Instructions for the task: Please return every line of the records below that contains the word "content".

++++++++

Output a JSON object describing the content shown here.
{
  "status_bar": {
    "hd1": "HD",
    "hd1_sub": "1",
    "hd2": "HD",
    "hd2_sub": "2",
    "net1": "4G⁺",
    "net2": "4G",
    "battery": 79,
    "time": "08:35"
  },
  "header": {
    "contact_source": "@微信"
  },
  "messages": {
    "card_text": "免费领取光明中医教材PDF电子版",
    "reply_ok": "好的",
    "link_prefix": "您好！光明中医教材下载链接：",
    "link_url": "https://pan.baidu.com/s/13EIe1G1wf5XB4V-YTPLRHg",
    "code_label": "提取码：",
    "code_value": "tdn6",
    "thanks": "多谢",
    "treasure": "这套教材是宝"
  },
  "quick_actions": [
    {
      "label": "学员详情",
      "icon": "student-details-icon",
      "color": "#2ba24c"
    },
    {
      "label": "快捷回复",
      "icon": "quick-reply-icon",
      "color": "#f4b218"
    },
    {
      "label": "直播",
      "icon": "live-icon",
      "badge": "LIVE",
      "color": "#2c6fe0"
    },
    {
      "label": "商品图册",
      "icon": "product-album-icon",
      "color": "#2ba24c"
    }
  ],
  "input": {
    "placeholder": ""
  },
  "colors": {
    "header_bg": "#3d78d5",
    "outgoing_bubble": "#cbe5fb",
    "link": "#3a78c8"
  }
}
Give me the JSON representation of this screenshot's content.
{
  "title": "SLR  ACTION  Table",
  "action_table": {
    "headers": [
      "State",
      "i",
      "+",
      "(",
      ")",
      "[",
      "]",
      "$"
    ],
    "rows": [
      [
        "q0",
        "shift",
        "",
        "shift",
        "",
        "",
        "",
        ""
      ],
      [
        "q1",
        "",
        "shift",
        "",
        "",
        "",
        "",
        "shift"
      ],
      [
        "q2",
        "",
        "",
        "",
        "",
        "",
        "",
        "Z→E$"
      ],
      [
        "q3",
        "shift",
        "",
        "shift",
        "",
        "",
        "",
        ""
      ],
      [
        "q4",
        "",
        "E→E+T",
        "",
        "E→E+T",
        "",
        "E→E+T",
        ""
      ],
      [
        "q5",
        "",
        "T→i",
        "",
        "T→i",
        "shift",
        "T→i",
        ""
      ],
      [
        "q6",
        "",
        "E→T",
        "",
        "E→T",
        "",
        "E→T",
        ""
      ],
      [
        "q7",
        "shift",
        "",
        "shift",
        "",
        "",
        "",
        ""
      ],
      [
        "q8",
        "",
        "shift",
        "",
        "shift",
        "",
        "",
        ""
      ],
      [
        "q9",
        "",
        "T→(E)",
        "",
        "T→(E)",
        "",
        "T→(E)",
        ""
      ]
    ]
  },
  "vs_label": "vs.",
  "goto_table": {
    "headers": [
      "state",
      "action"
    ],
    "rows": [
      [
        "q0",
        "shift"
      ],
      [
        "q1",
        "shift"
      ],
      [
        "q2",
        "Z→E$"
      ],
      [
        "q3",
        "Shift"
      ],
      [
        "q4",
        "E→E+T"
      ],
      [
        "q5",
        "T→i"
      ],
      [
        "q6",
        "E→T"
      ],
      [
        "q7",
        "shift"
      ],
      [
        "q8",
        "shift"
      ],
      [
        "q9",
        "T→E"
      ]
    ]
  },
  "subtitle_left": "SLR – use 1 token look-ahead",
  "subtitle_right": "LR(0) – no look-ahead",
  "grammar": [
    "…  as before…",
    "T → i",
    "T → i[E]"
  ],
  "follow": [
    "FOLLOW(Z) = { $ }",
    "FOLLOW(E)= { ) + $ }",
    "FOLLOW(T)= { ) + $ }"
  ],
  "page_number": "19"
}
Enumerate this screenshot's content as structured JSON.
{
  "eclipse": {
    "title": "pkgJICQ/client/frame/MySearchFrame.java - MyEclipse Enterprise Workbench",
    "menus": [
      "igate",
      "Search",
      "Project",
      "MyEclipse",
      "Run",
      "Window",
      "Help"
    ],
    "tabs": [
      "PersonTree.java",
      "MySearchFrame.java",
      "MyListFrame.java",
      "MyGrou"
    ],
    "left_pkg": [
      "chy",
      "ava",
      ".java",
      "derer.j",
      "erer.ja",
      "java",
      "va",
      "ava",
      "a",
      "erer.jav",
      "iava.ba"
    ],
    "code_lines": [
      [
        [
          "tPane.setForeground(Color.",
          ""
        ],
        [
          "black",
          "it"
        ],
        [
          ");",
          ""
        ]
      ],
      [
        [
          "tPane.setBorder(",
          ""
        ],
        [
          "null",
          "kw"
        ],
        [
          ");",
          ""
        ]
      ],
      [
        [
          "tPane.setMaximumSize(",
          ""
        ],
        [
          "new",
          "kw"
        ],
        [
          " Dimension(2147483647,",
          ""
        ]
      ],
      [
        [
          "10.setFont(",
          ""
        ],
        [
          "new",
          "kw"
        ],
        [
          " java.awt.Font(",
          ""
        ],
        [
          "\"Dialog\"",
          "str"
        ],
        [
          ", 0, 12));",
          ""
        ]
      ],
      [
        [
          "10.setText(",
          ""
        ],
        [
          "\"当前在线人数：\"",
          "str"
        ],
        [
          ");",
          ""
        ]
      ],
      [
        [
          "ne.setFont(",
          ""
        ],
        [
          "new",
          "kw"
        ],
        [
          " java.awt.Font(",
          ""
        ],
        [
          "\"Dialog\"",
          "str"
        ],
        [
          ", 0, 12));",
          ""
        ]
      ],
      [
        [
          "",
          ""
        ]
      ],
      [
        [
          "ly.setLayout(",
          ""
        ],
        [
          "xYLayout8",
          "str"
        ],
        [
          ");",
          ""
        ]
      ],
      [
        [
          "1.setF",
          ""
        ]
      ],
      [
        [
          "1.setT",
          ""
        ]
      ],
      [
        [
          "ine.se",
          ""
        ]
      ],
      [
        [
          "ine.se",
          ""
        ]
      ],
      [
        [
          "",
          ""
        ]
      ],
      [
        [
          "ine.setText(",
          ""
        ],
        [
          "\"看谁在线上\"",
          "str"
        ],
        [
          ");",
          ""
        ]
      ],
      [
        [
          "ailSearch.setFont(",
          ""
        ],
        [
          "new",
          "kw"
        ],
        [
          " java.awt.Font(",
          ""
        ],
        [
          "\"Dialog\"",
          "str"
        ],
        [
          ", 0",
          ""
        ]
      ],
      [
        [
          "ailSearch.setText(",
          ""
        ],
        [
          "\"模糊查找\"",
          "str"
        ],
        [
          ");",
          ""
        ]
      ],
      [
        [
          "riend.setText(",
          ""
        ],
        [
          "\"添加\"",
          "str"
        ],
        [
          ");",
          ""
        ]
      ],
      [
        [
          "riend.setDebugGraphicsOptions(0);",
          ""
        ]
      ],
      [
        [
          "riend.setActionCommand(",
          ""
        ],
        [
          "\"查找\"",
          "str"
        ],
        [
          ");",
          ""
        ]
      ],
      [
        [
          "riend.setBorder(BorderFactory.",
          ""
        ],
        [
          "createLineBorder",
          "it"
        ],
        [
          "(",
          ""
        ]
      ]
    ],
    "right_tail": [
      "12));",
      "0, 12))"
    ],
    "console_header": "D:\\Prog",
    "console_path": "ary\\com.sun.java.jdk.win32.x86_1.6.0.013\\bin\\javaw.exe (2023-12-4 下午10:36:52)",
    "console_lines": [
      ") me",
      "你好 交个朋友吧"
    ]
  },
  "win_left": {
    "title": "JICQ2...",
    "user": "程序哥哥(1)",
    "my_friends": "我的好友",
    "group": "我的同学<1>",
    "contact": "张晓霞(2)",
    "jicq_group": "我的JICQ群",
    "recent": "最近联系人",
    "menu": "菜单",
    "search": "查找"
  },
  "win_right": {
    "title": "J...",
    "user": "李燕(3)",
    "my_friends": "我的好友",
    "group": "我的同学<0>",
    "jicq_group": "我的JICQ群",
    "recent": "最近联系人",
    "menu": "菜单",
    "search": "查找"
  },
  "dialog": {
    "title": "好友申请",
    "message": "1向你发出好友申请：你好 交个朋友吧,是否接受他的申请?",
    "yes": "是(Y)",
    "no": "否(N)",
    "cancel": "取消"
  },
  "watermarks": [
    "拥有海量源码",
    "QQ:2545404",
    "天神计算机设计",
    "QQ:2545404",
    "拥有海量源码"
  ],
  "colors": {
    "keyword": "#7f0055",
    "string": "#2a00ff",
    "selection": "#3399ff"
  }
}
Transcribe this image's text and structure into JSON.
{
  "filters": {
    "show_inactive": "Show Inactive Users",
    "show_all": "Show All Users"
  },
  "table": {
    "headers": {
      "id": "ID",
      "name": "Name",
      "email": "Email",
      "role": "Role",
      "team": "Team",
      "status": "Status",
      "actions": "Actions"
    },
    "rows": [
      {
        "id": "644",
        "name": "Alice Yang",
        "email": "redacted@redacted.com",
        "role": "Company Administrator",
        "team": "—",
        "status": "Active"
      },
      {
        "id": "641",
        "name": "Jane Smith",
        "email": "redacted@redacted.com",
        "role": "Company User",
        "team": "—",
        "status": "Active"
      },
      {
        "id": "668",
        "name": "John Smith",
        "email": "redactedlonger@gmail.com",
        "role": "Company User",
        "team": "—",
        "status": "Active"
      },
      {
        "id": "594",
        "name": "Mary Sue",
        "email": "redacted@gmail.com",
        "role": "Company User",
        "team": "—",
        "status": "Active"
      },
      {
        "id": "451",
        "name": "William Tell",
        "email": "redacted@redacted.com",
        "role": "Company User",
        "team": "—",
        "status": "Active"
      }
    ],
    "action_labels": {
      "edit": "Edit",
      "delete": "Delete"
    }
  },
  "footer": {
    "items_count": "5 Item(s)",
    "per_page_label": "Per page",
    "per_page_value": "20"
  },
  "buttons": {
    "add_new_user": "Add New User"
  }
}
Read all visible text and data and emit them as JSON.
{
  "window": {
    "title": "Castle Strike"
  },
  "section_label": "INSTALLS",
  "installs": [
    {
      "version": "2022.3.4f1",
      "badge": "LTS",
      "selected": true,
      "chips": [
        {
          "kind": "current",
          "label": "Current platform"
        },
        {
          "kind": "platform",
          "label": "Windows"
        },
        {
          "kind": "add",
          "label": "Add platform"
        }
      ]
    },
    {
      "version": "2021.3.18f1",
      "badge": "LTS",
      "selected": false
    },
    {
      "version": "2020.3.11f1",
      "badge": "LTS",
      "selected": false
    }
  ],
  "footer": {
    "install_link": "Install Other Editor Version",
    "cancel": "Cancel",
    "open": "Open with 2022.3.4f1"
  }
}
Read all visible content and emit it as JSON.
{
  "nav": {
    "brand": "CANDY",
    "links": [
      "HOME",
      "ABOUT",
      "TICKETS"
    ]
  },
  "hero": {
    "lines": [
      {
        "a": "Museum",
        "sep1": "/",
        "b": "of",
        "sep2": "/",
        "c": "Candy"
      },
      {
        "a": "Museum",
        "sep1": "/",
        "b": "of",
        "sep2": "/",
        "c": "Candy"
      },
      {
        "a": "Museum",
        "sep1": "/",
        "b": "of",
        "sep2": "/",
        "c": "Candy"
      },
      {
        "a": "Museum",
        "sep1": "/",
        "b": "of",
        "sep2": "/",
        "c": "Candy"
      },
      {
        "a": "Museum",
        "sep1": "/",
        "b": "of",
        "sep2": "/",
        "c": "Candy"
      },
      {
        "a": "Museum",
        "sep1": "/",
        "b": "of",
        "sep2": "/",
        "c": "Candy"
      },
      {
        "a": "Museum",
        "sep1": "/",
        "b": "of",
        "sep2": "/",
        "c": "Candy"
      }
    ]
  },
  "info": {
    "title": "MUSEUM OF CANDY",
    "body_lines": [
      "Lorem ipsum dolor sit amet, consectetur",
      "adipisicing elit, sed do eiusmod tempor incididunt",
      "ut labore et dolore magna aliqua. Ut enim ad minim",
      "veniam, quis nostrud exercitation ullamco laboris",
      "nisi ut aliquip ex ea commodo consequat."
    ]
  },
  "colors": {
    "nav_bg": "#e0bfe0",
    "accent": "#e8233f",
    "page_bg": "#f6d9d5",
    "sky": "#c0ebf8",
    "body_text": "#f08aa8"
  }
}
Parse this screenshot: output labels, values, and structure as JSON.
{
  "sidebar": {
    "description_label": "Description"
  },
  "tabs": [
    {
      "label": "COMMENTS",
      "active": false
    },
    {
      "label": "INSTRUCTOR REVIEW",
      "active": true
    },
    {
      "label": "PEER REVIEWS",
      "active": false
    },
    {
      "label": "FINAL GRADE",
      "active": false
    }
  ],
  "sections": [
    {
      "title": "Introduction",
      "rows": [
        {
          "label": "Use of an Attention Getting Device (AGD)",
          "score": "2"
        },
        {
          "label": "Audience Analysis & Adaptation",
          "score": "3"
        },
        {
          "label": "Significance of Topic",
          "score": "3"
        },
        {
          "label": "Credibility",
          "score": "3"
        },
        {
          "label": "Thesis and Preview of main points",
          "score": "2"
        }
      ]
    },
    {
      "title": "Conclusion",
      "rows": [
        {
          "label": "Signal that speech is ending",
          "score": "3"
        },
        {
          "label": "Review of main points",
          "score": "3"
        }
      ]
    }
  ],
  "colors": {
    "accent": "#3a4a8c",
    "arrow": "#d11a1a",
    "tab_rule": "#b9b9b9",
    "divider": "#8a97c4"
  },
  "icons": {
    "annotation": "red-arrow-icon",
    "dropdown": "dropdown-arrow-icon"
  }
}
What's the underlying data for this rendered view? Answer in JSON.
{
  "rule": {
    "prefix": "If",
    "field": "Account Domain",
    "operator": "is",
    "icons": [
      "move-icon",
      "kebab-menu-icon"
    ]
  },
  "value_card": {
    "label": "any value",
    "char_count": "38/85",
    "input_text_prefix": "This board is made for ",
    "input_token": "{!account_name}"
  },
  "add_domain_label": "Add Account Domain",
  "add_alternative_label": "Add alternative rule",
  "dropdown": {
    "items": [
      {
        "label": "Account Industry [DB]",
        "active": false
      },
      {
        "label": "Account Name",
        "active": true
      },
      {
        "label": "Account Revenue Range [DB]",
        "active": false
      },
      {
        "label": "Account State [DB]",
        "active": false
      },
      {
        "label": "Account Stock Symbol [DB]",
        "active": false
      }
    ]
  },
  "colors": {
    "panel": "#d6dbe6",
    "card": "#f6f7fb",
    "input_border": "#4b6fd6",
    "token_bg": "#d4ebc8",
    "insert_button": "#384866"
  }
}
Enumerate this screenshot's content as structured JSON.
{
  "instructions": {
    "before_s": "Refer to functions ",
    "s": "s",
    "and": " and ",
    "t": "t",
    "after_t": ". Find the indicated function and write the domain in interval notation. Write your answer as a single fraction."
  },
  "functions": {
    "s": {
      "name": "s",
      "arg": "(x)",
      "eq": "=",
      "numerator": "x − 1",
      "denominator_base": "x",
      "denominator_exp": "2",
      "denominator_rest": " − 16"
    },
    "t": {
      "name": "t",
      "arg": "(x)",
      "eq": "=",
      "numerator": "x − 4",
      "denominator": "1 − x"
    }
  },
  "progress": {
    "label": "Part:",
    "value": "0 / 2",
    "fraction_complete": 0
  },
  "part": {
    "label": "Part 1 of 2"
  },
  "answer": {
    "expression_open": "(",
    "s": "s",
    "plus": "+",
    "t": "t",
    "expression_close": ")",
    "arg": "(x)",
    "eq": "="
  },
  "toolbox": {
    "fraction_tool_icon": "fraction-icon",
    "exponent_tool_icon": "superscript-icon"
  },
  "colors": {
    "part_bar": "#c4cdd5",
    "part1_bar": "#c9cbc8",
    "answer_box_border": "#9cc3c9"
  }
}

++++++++

Exercise result:
Output a JSON object describing the content shown here.
Give me the JSON representation of this screenshot's content.
Enumerate this screenshot's content as structured JSON.
Read all visible content and emit it as JSON.
Enumerate this screenshot's content as structured JSON.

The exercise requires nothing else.